Return each line in the records below that includes "stacked".

EXTRACTED INFORMATION Start Marker

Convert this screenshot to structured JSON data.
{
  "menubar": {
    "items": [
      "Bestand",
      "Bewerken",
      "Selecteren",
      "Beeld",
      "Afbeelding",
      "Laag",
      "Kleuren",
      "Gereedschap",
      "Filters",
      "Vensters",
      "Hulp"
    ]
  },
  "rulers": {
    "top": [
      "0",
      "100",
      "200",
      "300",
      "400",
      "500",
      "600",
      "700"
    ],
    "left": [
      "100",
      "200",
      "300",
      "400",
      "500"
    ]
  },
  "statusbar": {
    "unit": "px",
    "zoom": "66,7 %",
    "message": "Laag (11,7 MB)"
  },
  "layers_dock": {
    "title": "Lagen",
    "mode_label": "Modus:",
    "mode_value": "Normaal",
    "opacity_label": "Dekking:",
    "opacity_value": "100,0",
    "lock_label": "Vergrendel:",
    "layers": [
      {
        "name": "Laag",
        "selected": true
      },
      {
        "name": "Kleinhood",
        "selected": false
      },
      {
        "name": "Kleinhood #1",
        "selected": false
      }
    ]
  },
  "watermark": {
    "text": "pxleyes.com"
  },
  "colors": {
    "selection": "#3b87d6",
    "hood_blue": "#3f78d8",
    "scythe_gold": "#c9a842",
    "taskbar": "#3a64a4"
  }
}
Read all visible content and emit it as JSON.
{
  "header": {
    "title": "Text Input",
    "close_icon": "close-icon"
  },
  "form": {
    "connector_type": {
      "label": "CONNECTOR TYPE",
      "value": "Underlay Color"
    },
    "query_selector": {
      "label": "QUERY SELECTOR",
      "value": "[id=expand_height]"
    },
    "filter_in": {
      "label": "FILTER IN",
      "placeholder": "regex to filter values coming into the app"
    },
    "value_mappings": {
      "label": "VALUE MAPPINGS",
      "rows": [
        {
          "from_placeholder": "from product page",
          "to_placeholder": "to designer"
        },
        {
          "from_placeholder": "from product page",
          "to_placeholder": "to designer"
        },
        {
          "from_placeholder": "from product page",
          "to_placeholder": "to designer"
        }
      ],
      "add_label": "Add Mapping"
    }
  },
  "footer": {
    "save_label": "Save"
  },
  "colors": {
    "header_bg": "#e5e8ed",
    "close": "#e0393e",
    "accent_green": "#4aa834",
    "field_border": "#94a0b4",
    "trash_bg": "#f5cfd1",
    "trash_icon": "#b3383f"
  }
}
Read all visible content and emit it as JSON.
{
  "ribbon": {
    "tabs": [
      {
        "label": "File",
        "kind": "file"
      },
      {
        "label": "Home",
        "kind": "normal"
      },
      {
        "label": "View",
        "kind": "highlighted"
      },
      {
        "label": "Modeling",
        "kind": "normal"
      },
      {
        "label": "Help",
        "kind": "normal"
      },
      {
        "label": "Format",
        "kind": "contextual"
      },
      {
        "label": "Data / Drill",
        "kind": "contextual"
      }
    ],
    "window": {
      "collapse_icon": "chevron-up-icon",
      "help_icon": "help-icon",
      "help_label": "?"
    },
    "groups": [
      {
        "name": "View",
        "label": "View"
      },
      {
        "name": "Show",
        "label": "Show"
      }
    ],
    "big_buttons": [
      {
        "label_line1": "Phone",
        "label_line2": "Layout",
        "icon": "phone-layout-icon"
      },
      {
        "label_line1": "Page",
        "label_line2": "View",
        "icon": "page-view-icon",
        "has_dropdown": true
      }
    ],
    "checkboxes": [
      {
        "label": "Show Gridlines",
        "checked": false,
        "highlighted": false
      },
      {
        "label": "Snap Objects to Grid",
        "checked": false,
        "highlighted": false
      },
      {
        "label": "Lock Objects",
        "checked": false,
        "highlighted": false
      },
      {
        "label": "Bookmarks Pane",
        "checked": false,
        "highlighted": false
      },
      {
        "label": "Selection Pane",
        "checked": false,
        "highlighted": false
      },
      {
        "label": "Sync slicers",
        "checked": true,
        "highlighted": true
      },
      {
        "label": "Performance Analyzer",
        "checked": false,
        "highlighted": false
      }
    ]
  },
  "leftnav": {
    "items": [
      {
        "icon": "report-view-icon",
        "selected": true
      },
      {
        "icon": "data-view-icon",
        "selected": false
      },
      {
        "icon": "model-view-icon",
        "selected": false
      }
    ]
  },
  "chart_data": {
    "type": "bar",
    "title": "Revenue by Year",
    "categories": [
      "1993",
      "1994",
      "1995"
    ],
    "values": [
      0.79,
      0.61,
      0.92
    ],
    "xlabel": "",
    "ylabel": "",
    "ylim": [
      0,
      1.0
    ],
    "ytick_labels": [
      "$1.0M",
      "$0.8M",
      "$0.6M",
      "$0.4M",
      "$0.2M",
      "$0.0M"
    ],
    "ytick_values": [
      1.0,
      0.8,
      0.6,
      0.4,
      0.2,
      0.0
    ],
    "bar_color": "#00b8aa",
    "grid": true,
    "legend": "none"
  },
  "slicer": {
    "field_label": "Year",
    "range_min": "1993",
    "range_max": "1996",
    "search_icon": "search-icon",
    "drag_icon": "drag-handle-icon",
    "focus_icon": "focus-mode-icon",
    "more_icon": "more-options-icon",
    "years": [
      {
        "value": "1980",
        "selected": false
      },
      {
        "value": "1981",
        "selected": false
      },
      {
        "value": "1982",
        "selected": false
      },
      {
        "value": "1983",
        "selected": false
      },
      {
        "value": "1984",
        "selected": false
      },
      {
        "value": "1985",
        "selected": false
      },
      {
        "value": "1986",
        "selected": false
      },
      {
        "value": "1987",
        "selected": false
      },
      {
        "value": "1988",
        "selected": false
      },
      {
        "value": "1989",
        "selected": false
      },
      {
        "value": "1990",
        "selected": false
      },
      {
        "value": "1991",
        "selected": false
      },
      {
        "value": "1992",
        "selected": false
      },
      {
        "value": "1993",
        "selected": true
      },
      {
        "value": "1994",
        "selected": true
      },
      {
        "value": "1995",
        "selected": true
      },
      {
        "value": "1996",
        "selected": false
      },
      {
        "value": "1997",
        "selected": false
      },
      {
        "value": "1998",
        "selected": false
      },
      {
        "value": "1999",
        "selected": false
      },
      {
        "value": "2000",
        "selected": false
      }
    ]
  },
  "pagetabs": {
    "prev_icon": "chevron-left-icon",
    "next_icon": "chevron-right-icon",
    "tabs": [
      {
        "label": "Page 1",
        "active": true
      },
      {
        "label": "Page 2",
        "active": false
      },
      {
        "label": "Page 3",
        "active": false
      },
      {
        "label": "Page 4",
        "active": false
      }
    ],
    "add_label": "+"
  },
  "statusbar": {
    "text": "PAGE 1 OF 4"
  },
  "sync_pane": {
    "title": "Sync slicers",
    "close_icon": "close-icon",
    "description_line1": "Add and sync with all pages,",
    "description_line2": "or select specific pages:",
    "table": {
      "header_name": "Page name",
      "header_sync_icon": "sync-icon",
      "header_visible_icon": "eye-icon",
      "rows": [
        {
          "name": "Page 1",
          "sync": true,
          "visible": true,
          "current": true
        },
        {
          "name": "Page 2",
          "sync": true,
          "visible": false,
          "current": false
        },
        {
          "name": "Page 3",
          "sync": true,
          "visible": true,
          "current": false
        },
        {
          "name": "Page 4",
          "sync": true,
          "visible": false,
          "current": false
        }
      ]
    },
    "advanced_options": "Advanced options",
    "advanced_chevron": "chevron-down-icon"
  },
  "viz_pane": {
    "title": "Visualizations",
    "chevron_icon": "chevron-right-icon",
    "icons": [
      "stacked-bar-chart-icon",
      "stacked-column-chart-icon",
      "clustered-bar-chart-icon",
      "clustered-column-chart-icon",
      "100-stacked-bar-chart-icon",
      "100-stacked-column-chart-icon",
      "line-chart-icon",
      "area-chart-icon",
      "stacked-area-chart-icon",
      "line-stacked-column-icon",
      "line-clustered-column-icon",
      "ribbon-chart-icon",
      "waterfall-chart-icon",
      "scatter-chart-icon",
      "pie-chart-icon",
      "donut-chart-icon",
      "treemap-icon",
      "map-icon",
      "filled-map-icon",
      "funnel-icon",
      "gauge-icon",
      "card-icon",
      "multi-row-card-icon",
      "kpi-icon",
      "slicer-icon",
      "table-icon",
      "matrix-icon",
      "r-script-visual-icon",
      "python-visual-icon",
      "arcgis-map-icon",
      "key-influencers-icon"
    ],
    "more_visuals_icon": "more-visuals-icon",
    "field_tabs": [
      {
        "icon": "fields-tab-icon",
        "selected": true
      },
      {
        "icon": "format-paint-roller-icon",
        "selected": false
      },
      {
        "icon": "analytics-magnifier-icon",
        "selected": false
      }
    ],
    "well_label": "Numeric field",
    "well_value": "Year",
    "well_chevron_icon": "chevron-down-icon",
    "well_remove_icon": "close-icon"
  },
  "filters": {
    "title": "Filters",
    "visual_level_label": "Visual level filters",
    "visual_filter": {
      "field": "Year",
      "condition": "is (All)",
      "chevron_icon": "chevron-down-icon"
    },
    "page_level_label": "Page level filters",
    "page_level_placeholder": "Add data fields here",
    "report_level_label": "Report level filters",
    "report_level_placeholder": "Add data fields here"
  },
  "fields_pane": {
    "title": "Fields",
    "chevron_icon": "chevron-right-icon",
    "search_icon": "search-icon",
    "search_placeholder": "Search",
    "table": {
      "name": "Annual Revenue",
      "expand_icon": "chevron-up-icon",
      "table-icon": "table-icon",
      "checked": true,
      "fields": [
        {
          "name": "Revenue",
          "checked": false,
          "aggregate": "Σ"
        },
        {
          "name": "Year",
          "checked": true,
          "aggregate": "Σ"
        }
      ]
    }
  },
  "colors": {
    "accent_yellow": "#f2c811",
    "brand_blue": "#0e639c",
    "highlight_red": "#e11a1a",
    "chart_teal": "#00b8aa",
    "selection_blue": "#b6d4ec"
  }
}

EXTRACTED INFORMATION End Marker

* _THE COMPLETED TASK_
      "stacked-bar-chart-icon",
      "stacked-column-chart-icon",
      "100-stacked-bar-chart-icon",
      "100-stacked-column-chart-icon",
      "stacked-area-chart-icon",
      "line-stacked-column-icon",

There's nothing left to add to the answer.